PROBLEM TO WORK ON. Each entry below must be repeated exactly. Leave the pictures out of it.

EXTRACTED MATERIAL.
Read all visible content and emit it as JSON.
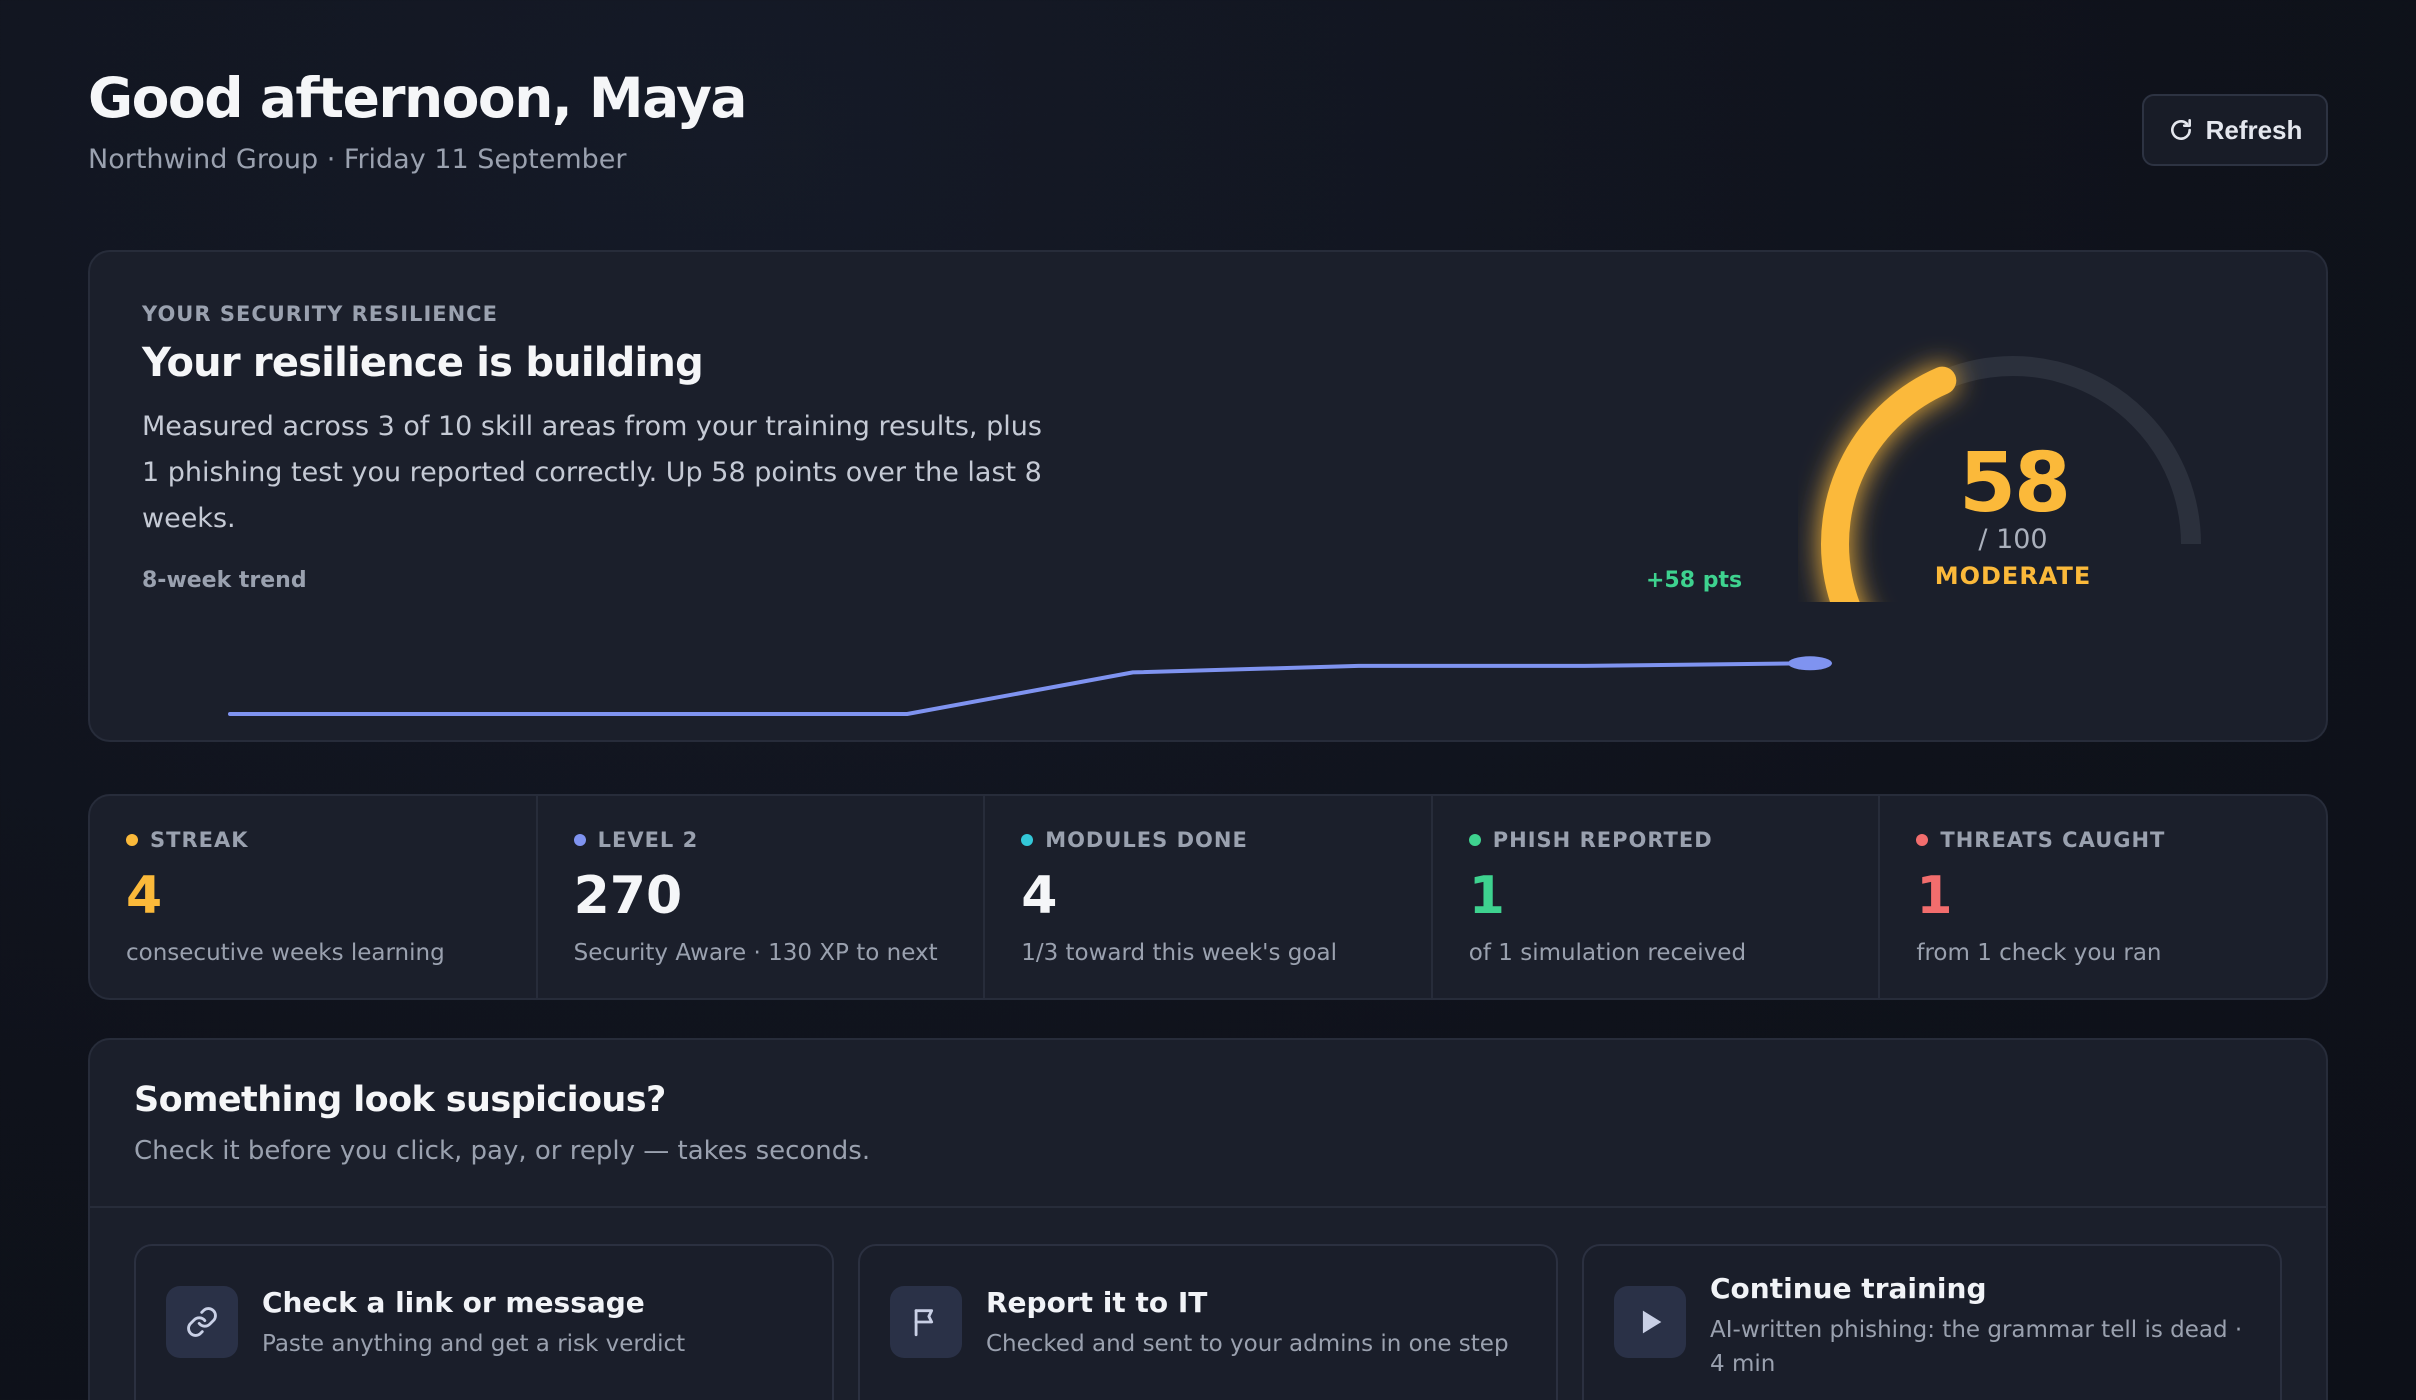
{
  "header": {
    "greeting": "Good afternoon, Maya",
    "subline": "Northwind Group · Friday 11 September",
    "refresh_label": "Refresh"
  },
  "resilience": {
    "eyebrow": "YOUR SECURITY RESILIENCE",
    "title": "Your resilience is building",
    "description": "Measured across 3 of 10 skill areas from your training results, plus 1 phishing test you reported correctly. Up 58 points over the last 8 weeks.",
    "trend_label": "8-week trend",
    "trend_delta": "+58 pts",
    "trend_values": [
      0,
      0,
      0,
      0,
      32,
      37,
      37,
      39
    ],
    "score": "58",
    "score_value": 58,
    "score_max": "/ 100",
    "band": "MODERATE",
    "accent_color": "#fbb93a",
    "trend_color": "#7f93f0"
  },
  "stats": [
    {
      "label": "STREAK",
      "value": "4",
      "note": "consecutive weeks learning",
      "color": "#fbb93a"
    },
    {
      "label": "LEVEL 2",
      "value": "270",
      "note": "Security Aware · 130 XP to next",
      "color": "#7f93f0",
      "value_color": "#f5f6f8"
    },
    {
      "label": "MODULES DONE",
      "value": "4",
      "note": "1/3 toward this week's goal",
      "color": "#33c7d8",
      "value_color": "#f5f6f8"
    },
    {
      "label": "PHISH REPORTED",
      "value": "1",
      "note": "of 1 simulation received",
      "color": "#3ed28f"
    },
    {
      "label": "THREATS CAUGHT",
      "value": "1",
      "note": "from 1 check you ran",
      "color": "#f26d6d"
    }
  ],
  "suspicious": {
    "title": "Something look suspicious?",
    "subtitle": "Check it before you click, pay, or reply — takes seconds.",
    "actions": [
      {
        "title": "Check a link or message",
        "desc": "Paste anything and get a risk verdict",
        "icon": "link-icon"
      },
      {
        "title": "Report it to IT",
        "desc": "Checked and sent to your admins in one step",
        "icon": "flag-icon"
      },
      {
        "title": "Continue training",
        "desc": "AI-written phishing: the grammar tell is dead · 4 min",
        "icon": "play-icon"
      }
    ]
  }
}
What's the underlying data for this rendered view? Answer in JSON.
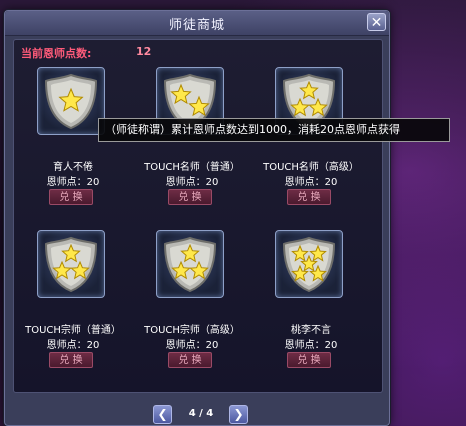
{
  "window": {
    "title": "师徒商城",
    "close_label": "✕",
    "points_label": "当前恩师点数:",
    "points_value": "12"
  },
  "items": [
    {
      "name": "育人不倦",
      "cost": "恩师点：20",
      "button": "兑 换",
      "stars": 1
    },
    {
      "name": "TOUCH名师（普通）",
      "cost": "恩师点：20",
      "button": "兑 换",
      "stars": 2
    },
    {
      "name": "TOUCH名师（高级）",
      "cost": "恩师点：20",
      "button": "兑 换",
      "stars": 3
    },
    {
      "name": "TOUCH宗师（普通）",
      "cost": "恩师点：20",
      "button": "兑 换",
      "stars": 3
    },
    {
      "name": "TOUCH宗师（高级）",
      "cost": "恩师点：20",
      "button": "兑 换",
      "stars": 3
    },
    {
      "name": "桃李不言",
      "cost": "恩师点：20",
      "button": "兑 换",
      "stars": 5
    }
  ],
  "pager": {
    "current": "4 / 4",
    "prev_icon": "chevron-left-icon",
    "next_icon": "chevron-right-icon"
  },
  "tooltip": {
    "text": "（师徒称谓）累计恩师点数达到1000，消耗20点恩师点获得"
  },
  "colors": {
    "accent": "#ff5b7a",
    "button_bg": "#6e2c45",
    "frame": "#3a3e5a"
  }
}
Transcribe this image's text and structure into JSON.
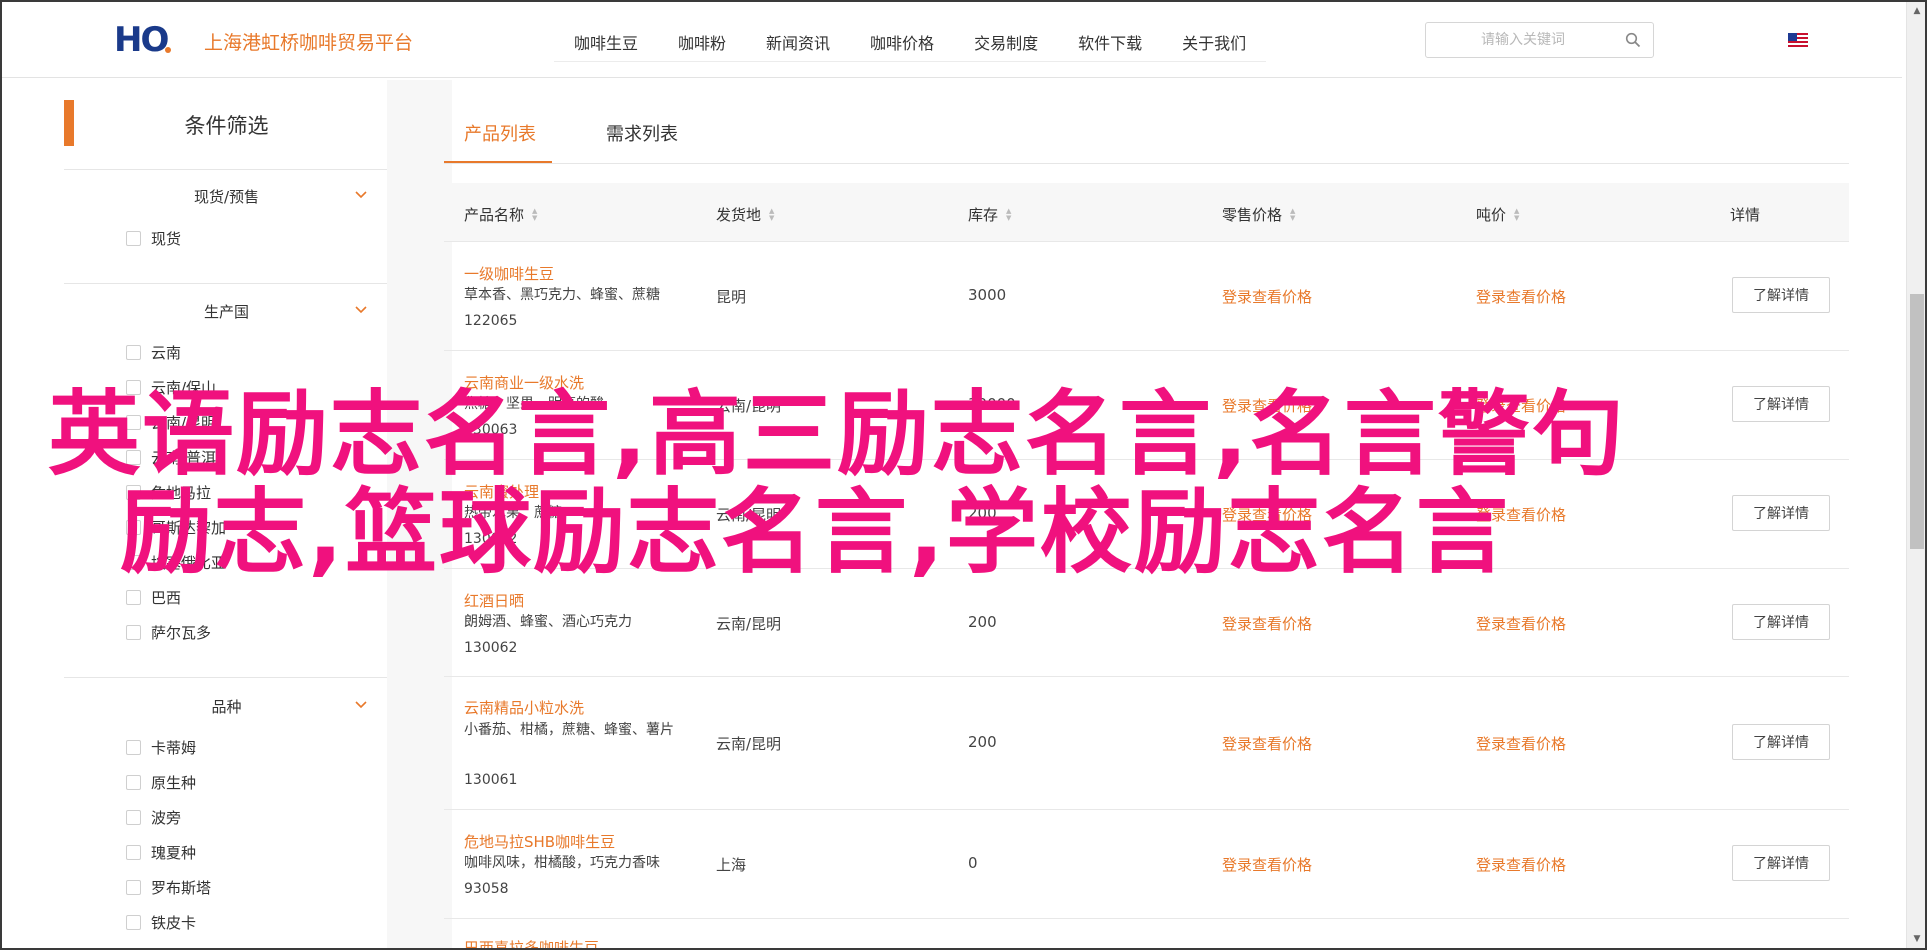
{
  "header": {
    "logo_text": "HO",
    "site_name": "上海港虹桥咖啡贸易平台",
    "nav": [
      "咖啡生豆",
      "咖啡粉",
      "新闻资讯",
      "咖啡价格",
      "交易制度",
      "软件下载",
      "关于我们"
    ],
    "search_placeholder": "请输入关键词",
    "search_icon": "search-icon",
    "flag_icon": "us-flag-icon"
  },
  "sidebar": {
    "title": "条件筛选",
    "groups": [
      {
        "title": "现货/预售",
        "options": [
          "现货"
        ]
      },
      {
        "title": "生产国",
        "options": [
          "云南",
          "云南/保山",
          "云南/昆明",
          "云南/普洱",
          "危地马拉",
          "哥斯达黎加",
          "埃塞俄比亚",
          "巴西",
          "萨尔瓦多"
        ]
      },
      {
        "title": "品种",
        "options": [
          "卡蒂姆",
          "原生种",
          "波旁",
          "瑰夏种",
          "罗布斯塔",
          "铁皮卡"
        ]
      }
    ]
  },
  "tabs": [
    "产品列表",
    "需求列表"
  ],
  "table": {
    "headers": [
      "产品名称",
      "发货地",
      "库存",
      "零售价格",
      "吨价",
      "详情"
    ],
    "rows": [
      {
        "name": "一级咖啡生豆",
        "desc": "草本香、黑巧克力、蜂蜜、蔗糖",
        "code": "122065",
        "origin": "昆明",
        "stock": "3000",
        "retail": "登录查看价格",
        "ton": "登录查看价格",
        "btn": "了解详情"
      },
      {
        "name": "云南商业一级水洗",
        "desc": "焦糖、坚果、明亮的酸",
        "code": "130063",
        "origin": "云南/昆明",
        "stock": "30000",
        "retail": "登录查看价格",
        "ton": "登录查看价格",
        "btn": "了解详情"
      },
      {
        "name": "云南蜜处理",
        "desc": "热带水果、蔗糖",
        "code": "130062",
        "origin": "云南/昆明",
        "stock": "200",
        "retail": "登录查看价格",
        "ton": "登录查看价格",
        "btn": "了解详情"
      },
      {
        "name": "红酒日晒",
        "desc": "朗姆酒、蜂蜜、酒心巧克力",
        "code": "130062",
        "origin": "云南/昆明",
        "stock": "200",
        "retail": "登录查看价格",
        "ton": "登录查看价格",
        "btn": "了解详情"
      },
      {
        "name": "云南精品小粒水洗",
        "desc": "小番茄、柑橘，蔗糖、蜂蜜、薯片",
        "code": "130061",
        "origin": "云南/昆明",
        "stock": "200",
        "retail": "登录查看价格",
        "ton": "登录查看价格",
        "btn": "了解详情"
      },
      {
        "name": "危地马拉SHB咖啡生豆",
        "desc": "咖啡风味，柑橘酸，巧克力香味",
        "code": "93058",
        "origin": "上海",
        "stock": "0",
        "retail": "登录查看价格",
        "ton": "登录查看价格",
        "btn": "了解详情"
      },
      {
        "name": "巴西喜拉多咖啡生豆",
        "desc": "",
        "code": "",
        "origin": "",
        "stock": "",
        "retail": "",
        "ton": "",
        "btn": ""
      }
    ]
  },
  "overlay": {
    "line1": "英语励志名言,高三励志名言,名言警句",
    "line2": "励志,篮球励志名言,学校励志名言",
    "color": "#f0117e"
  },
  "colors": {
    "accent": "#e8792b",
    "logo": "#1a3a8a"
  }
}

EXPECTED OUTPUT.
Read all visible content and emit it as JSON.
{
  "header": {
    "greeting": "Good afternoon, Maya",
    "subline": "Northwind Group · Friday 11 September",
    "refresh_label": "Refresh"
  },
  "resilience": {
    "eyebrow": "YOUR SECURITY RESILIENCE",
    "title": "Your resilience is building",
    "description": "Measured across 3 of 10 skill areas from your training results, plus 1 phishing test you reported correctly. Up 58 points over the last 8 weeks.",
    "trend_label": "8-week trend",
    "trend_delta": "+58 pts",
    "trend_values": [
      0,
      0,
      0,
      0,
      32,
      37,
      37,
      39
    ],
    "score": "58",
    "score_value": 58,
    "score_max": "/ 100",
    "band": "MODERATE",
    "accent_color": "#fbb93a",
    "trend_color": "#7f93f0"
  },
  "stats": [
    {
      "label": "STREAK",
      "value": "4",
      "note": "consecutive weeks learning",
      "color": "#fbb93a"
    },
    {
      "label": "LEVEL 2",
      "value": "270",
      "note": "Security Aware · 130 XP to next",
      "color": "#7f93f0",
      "value_color": "#f5f6f8"
    },
    {
      "label": "MODULES DONE",
      "value": "4",
      "note": "1/3 toward this week's goal",
      "color": "#33c7d8",
      "value_color": "#f5f6f8"
    },
    {
      "label": "PHISH REPORTED",
      "value": "1",
      "note": "of 1 simulation received",
      "color": "#3ed28f"
    },
    {
      "label": "THREATS CAUGHT",
      "value": "1",
      "note": "from 1 check you ran",
      "color": "#f26d6d"
    }
  ],
  "suspicious": {
    "title": "Something look suspicious?",
    "subtitle": "Check it before you click, pay, or reply — takes seconds.",
    "actions": [
      {
        "title": "Check a link or message",
        "desc": "Paste anything and get a risk verdict",
        "icon": "link-icon"
      },
      {
        "title": "Report it to IT",
        "desc": "Checked and sent to your admins in one step",
        "icon": "flag-icon"
      },
      {
        "title": "Continue training",
        "desc": "AI-written phishing: the grammar tell is dead · 4 min",
        "icon": "play-icon"
      }
    ]
  }
}
What's the underlying data for this rendered view? Answer in JSON.
{
  "window": {
    "title": "师徒商城",
    "close_label": "✕",
    "points_label": "当前恩师点数:",
    "points_value": "12"
  },
  "items": [
    {
      "name": "育人不倦",
      "cost": "恩师点：20",
      "button": "兑 换",
      "stars": 1
    },
    {
      "name": "TOUCH名师（普通）",
      "cost": "恩师点：20",
      "button": "兑 换",
      "stars": 2
    },
    {
      "name": "TOUCH名师（高级）",
      "cost": "恩师点：20",
      "button": "兑 换",
      "stars": 3
    },
    {
      "name": "TOUCH宗师（普通）",
      "cost": "恩师点：20",
      "button": "兑 换",
      "stars": 3
    },
    {
      "name": "TOUCH宗师（高级）",
      "cost": "恩师点：20",
      "button": "兑 换",
      "stars": 3
    },
    {
      "name": "桃李不言",
      "cost": "恩师点：20",
      "button": "兑 换",
      "stars": 5
    }
  ],
  "pager": {
    "current": "4 / 4",
    "prev_icon": "chevron-left-icon",
    "next_icon": "chevron-right-icon"
  },
  "tooltip": {
    "text": "（师徒称谓）累计恩师点数达到1000，消耗20点恩师点获得"
  },
  "colors": {
    "accent": "#ff5b7a",
    "button_bg": "#6e2c45",
    "frame": "#3a3e5a"
  }
}
Transcribe this image's text and structure into JSON.
{
  "header": {
    "logo_text": "HO",
    "site_name": "上海港虹桥咖啡贸易平台",
    "nav": [
      "咖啡生豆",
      "咖啡粉",
      "新闻资讯",
      "咖啡价格",
      "交易制度",
      "软件下载",
      "关于我们"
    ],
    "search_placeholder": "请输入关键词",
    "search_icon": "search-icon",
    "flag_icon": "us-flag-icon"
  },
  "sidebar": {
    "title": "条件筛选",
    "groups": [
      {
        "title": "现货/预售",
        "options": [
          "现货"
        ]
      },
      {
        "title": "生产国",
        "options": [
          "云南",
          "云南/保山",
          "云南/昆明",
          "云南/普洱",
          "危地马拉",
          "哥斯达黎加",
          "埃塞俄比亚",
          "巴西",
          "萨尔瓦多"
        ]
      },
      {
        "title": "品种",
        "options": [
          "卡蒂姆",
          "原生种",
          "波旁",
          "瑰夏种",
          "罗布斯塔",
          "铁皮卡"
        ]
      }
    ]
  },
  "tabs": [
    "产品列表",
    "需求列表"
  ],
  "table": {
    "headers": [
      "产品名称",
      "发货地",
      "库存",
      "零售价格",
      "吨价",
      "详情"
    ],
    "rows": [
      {
        "name": "一级咖啡生豆",
        "desc": "草本香、黑巧克力、蜂蜜、蔗糖",
        "code": "122065",
        "origin": "昆明",
        "stock": "3000",
        "retail": "登录查看价格",
        "ton": "登录查看价格",
        "btn": "了解详情"
      },
      {
        "name": "云南商业一级水洗",
        "desc": "焦糖、坚果、明亮的酸",
        "code": "130063",
        "origin": "云南/昆明",
        "stock": "30000",
        "retail": "登录查看价格",
        "ton": "登录查看价格",
        "btn": "了解详情"
      },
      {
        "name": "云南蜜处理",
        "desc": "热带水果、蔗糖",
        "code": "130062",
        "origin": "云南/昆明",
        "stock": "200",
        "retail": "登录查看价格",
        "ton": "登录查看价格",
        "btn": "了解详情"
      },
      {
        "name": "红酒日晒",
        "desc": "朗姆酒、蜂蜜、酒心巧克力",
        "code": "130062",
        "origin": "云南/昆明",
        "stock": "200",
        "retail": "登录查看价格",
        "ton": "登录查看价格",
        "btn": "了解详情"
      },
      {
        "name": "云南精品小粒水洗",
        "desc": "小番茄、柑橘，蔗糖、蜂蜜、薯片",
        "code": "130061",
        "origin": "云南/昆明",
        "stock": "200",
        "retail": "登录查看价格",
        "ton": "登录查看价格",
        "btn": "了解详情"
      },
      {
        "name": "危地马拉SHB咖啡生豆",
        "desc": "咖啡风味，柑橘酸，巧克力香味",
        "code": "93058",
        "origin": "上海",
        "stock": "0",
        "retail": "登录查看价格",
        "ton": "登录查看价格",
        "btn": "了解详情"
      },
      {
        "name": "巴西喜拉多咖啡生豆",
        "desc": "",
        "code": "",
        "origin": "",
        "stock": "",
        "retail": "",
        "ton": "",
        "btn": ""
      }
    ]
  },
  "overlay": {
    "line1": "英语励志名言,高三励志名言,名言警句",
    "line2": "励志,篮球励志名言,学校励志名言",
    "color": "#f0117e"
  },
  "colors": {
    "accent": "#e8792b",
    "logo": "#1a3a8a"
  }
}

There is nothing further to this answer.